(YOUR GOAL) Once every line in the data below has been checked for "drag", give the number of lines that hold it, and only that.

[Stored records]
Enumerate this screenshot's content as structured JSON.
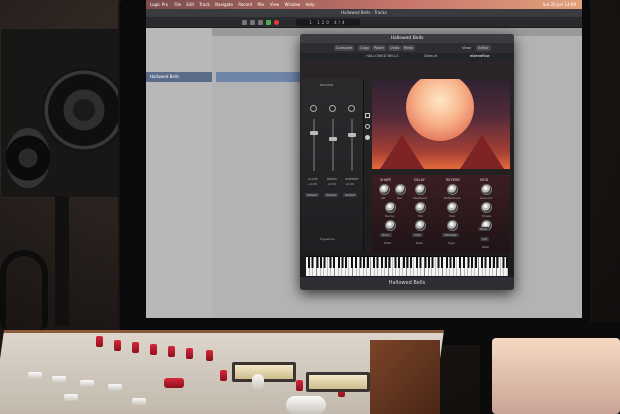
{
  "menubar": {
    "app": "Logic Pro",
    "items": [
      "File",
      "Edit",
      "Track",
      "Navigate",
      "Record",
      "Mix",
      "View",
      "Window",
      "Help"
    ],
    "clock": "Sat 20 Jun 14:09"
  },
  "window_title": "Hallowed Bells - Tracks",
  "transport_display": "1 120 4/4",
  "plugin": {
    "title": "Hallowed Bells",
    "toolbar": {
      "compare": "Compare",
      "copy": "Copy",
      "paste": "Paste",
      "undo": "Undo",
      "redo": "Redo",
      "view_label": "View:",
      "view_value": "Editor"
    },
    "preset": "Default",
    "brand_left": "HALLOWED BELLS",
    "brand_right": "eblendflow",
    "mixer": {
      "header": "BROWSE",
      "channels": [
        {
          "name": "CLOSE",
          "value": "+0.00",
          "output": "Output"
        },
        {
          "name": "BREEA",
          "value": "+0.00",
          "output": "Output"
        },
        {
          "name": "AMBIENT",
          "value": "+0.00",
          "output": "Output"
        }
      ],
      "footer": "Signature"
    },
    "fx": {
      "sections": [
        "SHAPE",
        "DELAY",
        "REVERB",
        "MOD"
      ],
      "row1": [
        "Att",
        "Rel",
        "Feedback",
        "Reflections",
        "Amount"
      ],
      "row2": [
        "Decay",
        "Mix",
        "Size",
        "Shape"
      ],
      "row3": [
        "Pitch",
        "Rate",
        "Type",
        "Rate"
      ],
      "selects": [
        "Oct+",
        "1/4n",
        "Intimate",
        "Slow",
        "1/4"
      ]
    },
    "footer_name": "Hallowed Bells"
  },
  "colors": {
    "menubar_start": "#7a4c4c",
    "menubar_end": "#e2a07b",
    "sun": "#f7b189",
    "fx_bg": "#3b1e22",
    "console_red": "#d6283a"
  }
}
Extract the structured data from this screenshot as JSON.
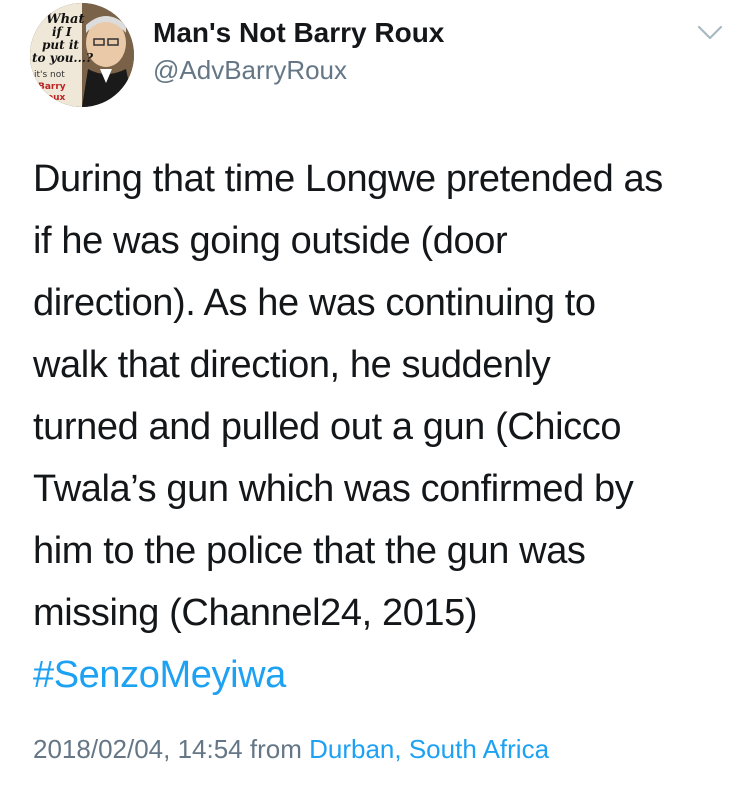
{
  "author": {
    "display_name": "Man's Not Barry Roux",
    "handle": "@AdvBarryRoux",
    "avatar_text": [
      "What",
      "if I",
      "put it",
      "to you...?",
      "it's not",
      "Barry",
      "Roux"
    ]
  },
  "tweet": {
    "lines": [
      "During that time Longwe pretended as",
      "if he was going outside (door",
      "direction). As he was continuing to",
      "walk that direction, he suddenly",
      "turned and pulled out a gun (Chicco",
      "Twala’s gun which was confirmed by",
      "him to the police that the gun was",
      "missing (Channel24, 2015)"
    ],
    "hashtag": "#SenzoMeyiwa",
    "timestamp": "2018/02/04, 14:54",
    "from_label": "from",
    "location": "Durban, South Africa"
  },
  "icons": {
    "menu": "chevron-down-icon"
  },
  "colors": {
    "link": "#1da1f2",
    "secondary": "#657786",
    "text": "#14171a"
  }
}
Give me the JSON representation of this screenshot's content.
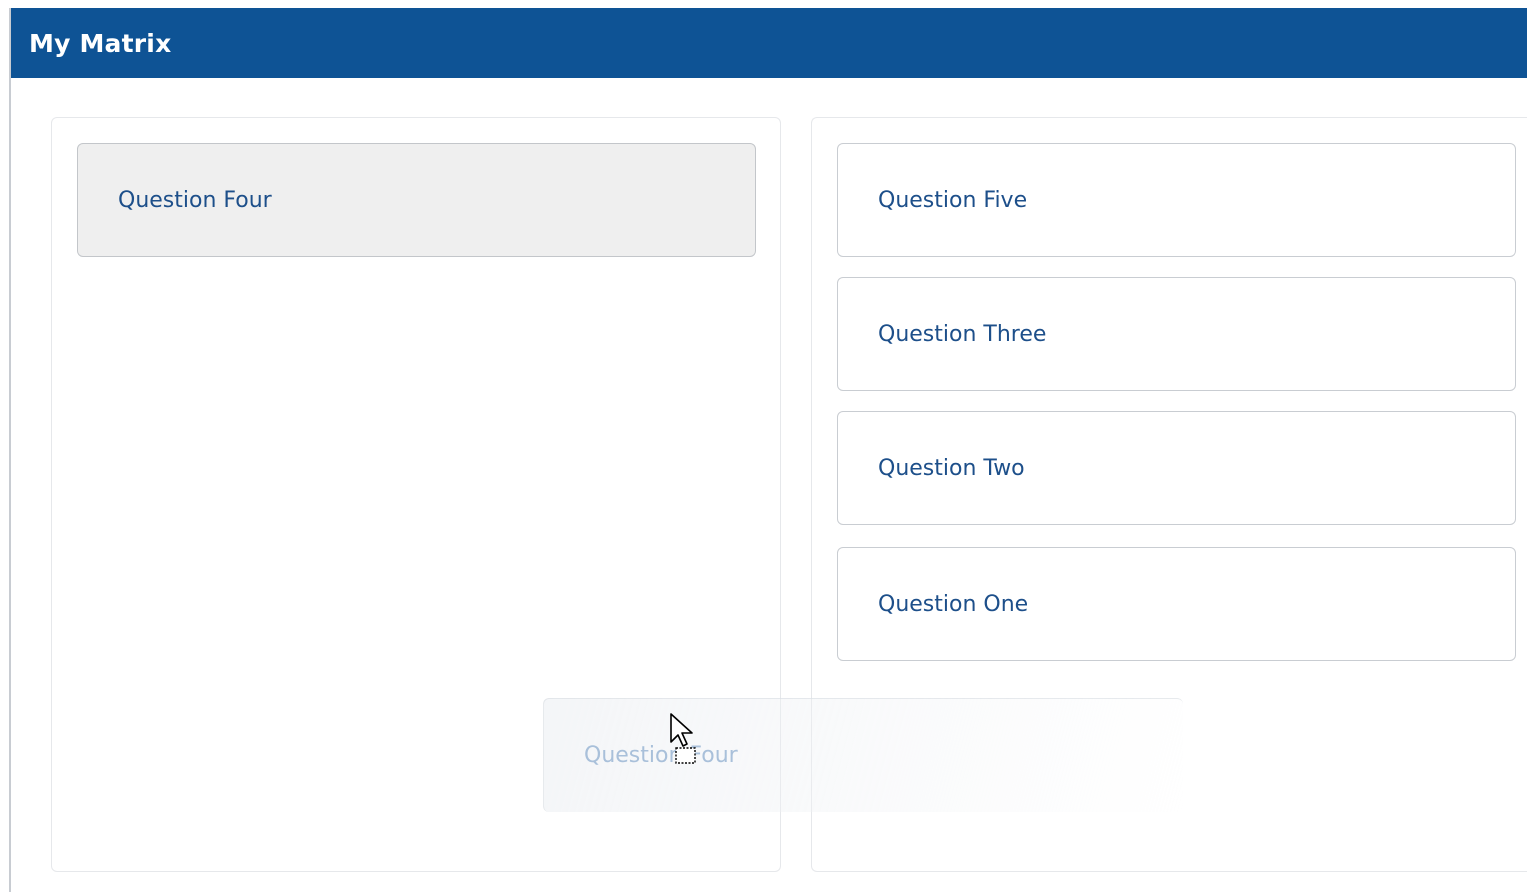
{
  "window": {
    "title": "My Matrix"
  },
  "left_column": {
    "items": [
      {
        "label": "Question Four"
      }
    ]
  },
  "right_column": {
    "items": [
      {
        "label": "Question Five"
      },
      {
        "label": "Question Three"
      },
      {
        "label": "Question Two"
      },
      {
        "label": "Question One"
      }
    ]
  },
  "drag": {
    "label": "Question Four",
    "cursor_icon": "arrow-cursor-with-drag-icon"
  },
  "colors": {
    "titlebar": "#0e5395",
    "item_text": "#1d4f8a",
    "selected_item_bg": "#efefef",
    "ghost_text": "#a9c0da"
  }
}
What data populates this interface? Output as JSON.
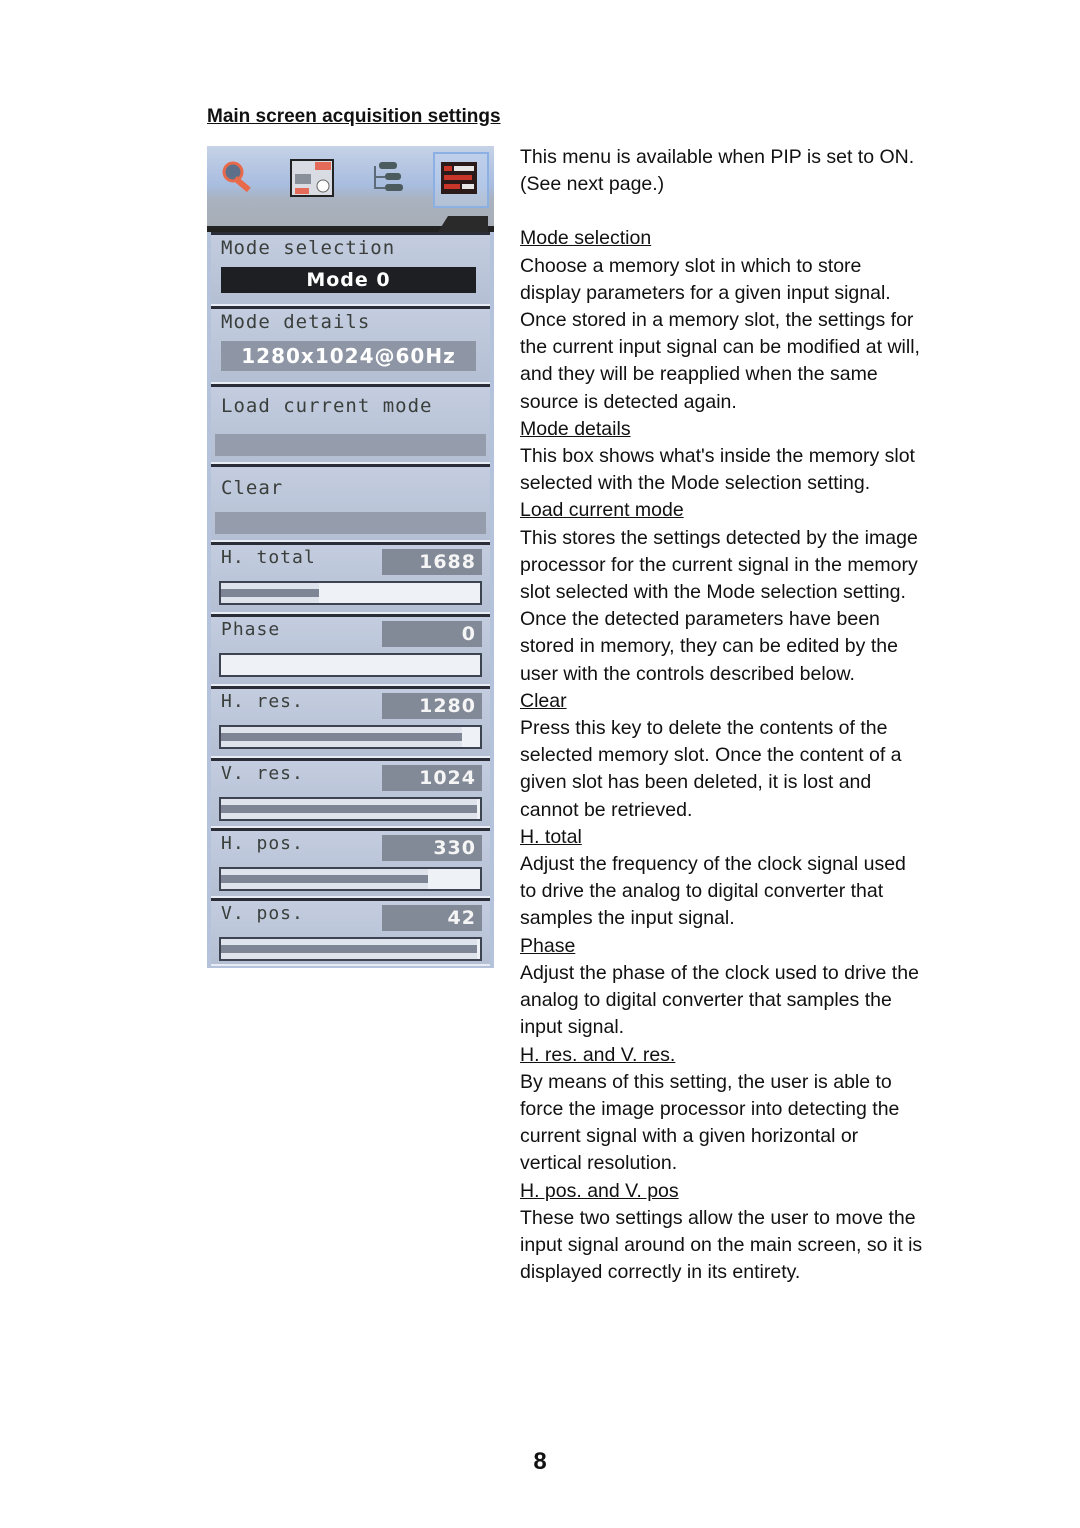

(ANSWER SPACE) 2